The Centers for Disease Control and Prevention (CDC) recommends that adults should participate in muscle-strengthening activities at least two days per week. Unfortunately, few people follow the CDC’s recommendation, because they feel intimidated by strength training or they don’t know its benefits.

The truth is that strength training is for everyone, not just athletes and weight lifters who want to add bulk. In fact, the following reasons show why everyone needs strength training.

Strength Training Improves Bone Density

Osteoporosis affects more than 200 million men and women around the world. It’s more prevalent in women, but it can cause bone loss and weakness in men, too.

Strength training is one of the best ways to protect yourself from osteoporosis because it puts stress on your bones. In response, your bones become denser so they can tolerate heavier weights in the future.

When you use strength training today, you protect yourself from bone loss and osteoporosis in the future.

Strength Training Boosts Your Metabolism

Cardiovascular workouts can burn a lot of calories in short amounts of time. If you want to boost your metabolism so your body burns more calories throughout the day, though, you need strength training.

Strength training adds muscle mass to your body. As your muscles get larger, they need more calories. Even if you lift weights in the morning and spend the rest of the day sitting on your couch, your body will burn more calories.

Strength Training Can Improve Your Mental Health

If you’re feeling a bit down one day, strength training can give you a ticket to happiness. When you participate in strength training activities, your brain releases more endorphins. As your brain pumps more endorphins into your blood, you’ll start to feel happier and more energetic.

Long-term strength training can also help prevent depression and insomnia. Keep in mind, though, that strength training cannot cure depression. If you feel sad for two weeks or longer, you should see a specialist to address other issues that may affect your mental health. Your doctor may even recommend exercise as part of a plan that helps you manage depressive moods.

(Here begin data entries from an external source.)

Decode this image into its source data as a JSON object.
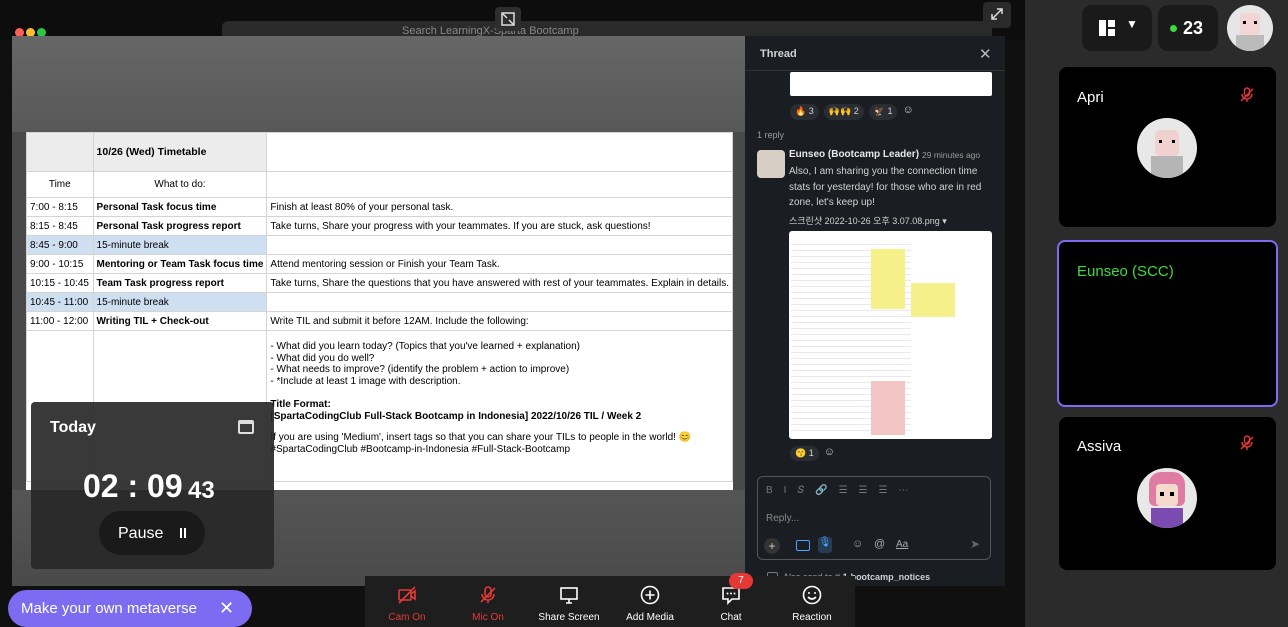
{
  "browser": {
    "address": "Search LearningX-Sparta Bootcamp"
  },
  "sheet": {
    "title": "10/26 (Wed) Timetable",
    "col_time": "Time",
    "col_what": "What to do:",
    "rows": [
      {
        "time": "7:00 - 8:15",
        "task": "Personal Task focus time",
        "detail": "Finish at least 80% of your personal task."
      },
      {
        "time": "8:15 - 8:45",
        "task": "Personal Task progress report",
        "detail": "Take turns, Share your progress with your teammates. If you are stuck, ask questions!"
      },
      {
        "time": "8:45 - 9:00",
        "task": "15-minute break",
        "detail": ""
      },
      {
        "time": "9:00 - 10:15",
        "task": "Mentoring or Team Task focus time",
        "detail": "Attend mentoring session or Finish your Team Task."
      },
      {
        "time": "10:15 - 10:45",
        "task": "Team Task progress report",
        "detail": "Take turns, Share the questions that you have answered with rest of your teammates. Explain in details."
      },
      {
        "time": "10:45 - 11:00",
        "task": "15-minute break",
        "detail": ""
      },
      {
        "time": "11:00 - 12:00",
        "task": "Writing TIL + Check-out",
        "detail": "Write TIL and submit it before 12AM. Include the following:"
      }
    ],
    "notes": [
      "- What did you learn today? (Topics that you've learned + explanation)",
      "- What did you do well?",
      "- What needs to improve? (identify the problem + action to improve)",
      "- *Include at least 1 image with description."
    ],
    "format_label": "Title Format:",
    "format_value": "[SpartaCodingClub Full-Stack Bootcamp in Indonesia] 2022/10/26 TIL / Week 2",
    "medium_note": "If you are using 'Medium', insert tags so that you can share your TILs to people in the world! 😊",
    "hashtags": "#SpartaCodingClub  #Bootcamp-in-Indonesia  #Full-Stack-Bootcamp"
  },
  "timer": {
    "label": "Today",
    "hm": "02 : 09",
    "sec": "43",
    "pause": "Pause"
  },
  "thread": {
    "title": "Thread",
    "reactions_top": [
      {
        "e": "🔥",
        "n": "3"
      },
      {
        "e": "🙌🙌",
        "n": "2"
      },
      {
        "e": "🦅",
        "n": "1"
      }
    ],
    "reply_count": "1 reply",
    "author": "Eunseo (Bootcamp Leader)",
    "time": "29 minutes ago",
    "message": "Also, I am sharing you the connection time stats for yesterday! for those who are in red zone, let's keep up!",
    "file": "스크린샷 2022-10-26 오후 3.07.08.png",
    "reaction_bottom": {
      "e": "😗",
      "n": "1"
    },
    "reply_placeholder": "Reply...",
    "also_send": "Also send to #",
    "channel": "1-bootcamp_notices"
  },
  "controls": [
    {
      "label": "Cam On",
      "color": "#e53935"
    },
    {
      "label": "Mic On",
      "color": "#e53935"
    },
    {
      "label": "Share Screen",
      "color": "#ffffff"
    },
    {
      "label": "Add Media",
      "color": "#ffffff"
    },
    {
      "label": "Chat",
      "color": "#ffffff",
      "badge": "7"
    },
    {
      "label": "Reaction",
      "color": "#ffffff"
    }
  ],
  "participants": {
    "count": "23"
  },
  "tiles": [
    {
      "name": "Apri",
      "color": "#ffffff"
    },
    {
      "name": "Eunseo (SCC)",
      "color": "#3ddc3d"
    },
    {
      "name": "Assiva",
      "color": "#ffffff"
    }
  ],
  "metaverse": "Make your own metaverse"
}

You don’t necessarily need to lift weights to get the benefits of strength training. If you’re not ready for the weight room, try taking a yoga class, playing tennis or starting with light weights. Your health will improve, and you’ll soon gain the confidence needed to lift heavier weights in the gym.